You will find that most conventional demonology revolves a great deal around medieval christian views of demons, with some influence from the same Hebrew mystical traditions that influenced the Christian belief in angels.
You'll also find that these same influences can be traced back go Greco-persian influences, where we both get the word Demon...
It is argued that this word has been derived from Daemon, which was actually generally a good/benevolent spirit... though in greek mythology "good" spirits are still capable of wrath/jealousy/etc. often enough. You will also find that Christians picked up upon Platos metaphorical use of the word Daemon as a more evil spiritual being.

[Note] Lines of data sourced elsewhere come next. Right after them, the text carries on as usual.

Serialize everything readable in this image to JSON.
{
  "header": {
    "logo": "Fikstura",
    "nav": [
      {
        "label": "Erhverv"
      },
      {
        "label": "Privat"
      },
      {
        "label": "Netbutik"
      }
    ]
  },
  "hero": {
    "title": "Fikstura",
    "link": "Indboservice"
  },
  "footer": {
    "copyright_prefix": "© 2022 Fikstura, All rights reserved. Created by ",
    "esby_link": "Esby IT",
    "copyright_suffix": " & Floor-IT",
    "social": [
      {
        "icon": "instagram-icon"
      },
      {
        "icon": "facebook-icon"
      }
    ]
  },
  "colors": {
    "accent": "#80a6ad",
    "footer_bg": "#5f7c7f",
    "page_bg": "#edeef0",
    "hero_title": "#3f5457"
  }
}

Similarly, within Hebrew traditions the word came to be recognized in reference to evil entities. This, as with most such monotheistic practice, can largely be traced back to Zoroastrianism, the first monotheistic religion. Here we see the origins of the "One god" belief, where there was also a parallel evil force. Other beings, Devas, etc. that were previously worshiped in nearby religions became viewed as either lesser entities who served the "one" god or evil beings, who served the opposition.
We do find some literature about these entities, and it seems the traditions and manner in which these beings were discussed evolved to also give us the manner in which Judeo-Christian demons are discussed. To my knowledge though, much of this tends to date back to similar medieval manuscripts as give us the Demonology traditions.
I'm certain that somewhere in these Western traditions you'll also find some of the Hindu culture's influence, as there was also heavy interaction within this Asian sub-continent and the ancient Greek world.
What interests me about all such entities though, is that outside of polarized monotheistic religions demonology is often relatively nonexistent. Instead you find discussion of entities that are both good and evil. "Demons" are certainly possible, but often they are capable of the occasional good act as well as the evil for which they are known, while more goodly beings are also known for committing evils.
But then I suppose depending on your outlook the fire and brimstone over Sodom and Gomorrah, turning those who look back into pillars of salt, visiting plagues upon ALL first born males, etc. are all acts carried out by angels, rather than demons. Good and evil seem to be defined in these terms by who's side you're on rather than what you do to those around you.
It's worth noting too that most demonology as well as angelic correspondences are all rooted within the apocryphal... With the exception of medieval manuscripts that were sanctioned by the church within witch-hunting efforts, most such correspondences are not officially recognized by most modern Christian faiths, and when you boil it down most of the names we find within the bible for angels and demons are Hebrew titles rather than true names.
This naming pattern rings true to my personal experiences, where spirits tend to identify themselves in a manner that speaks more of their purpose, current intention, and general "personality" than clinging to any specific name.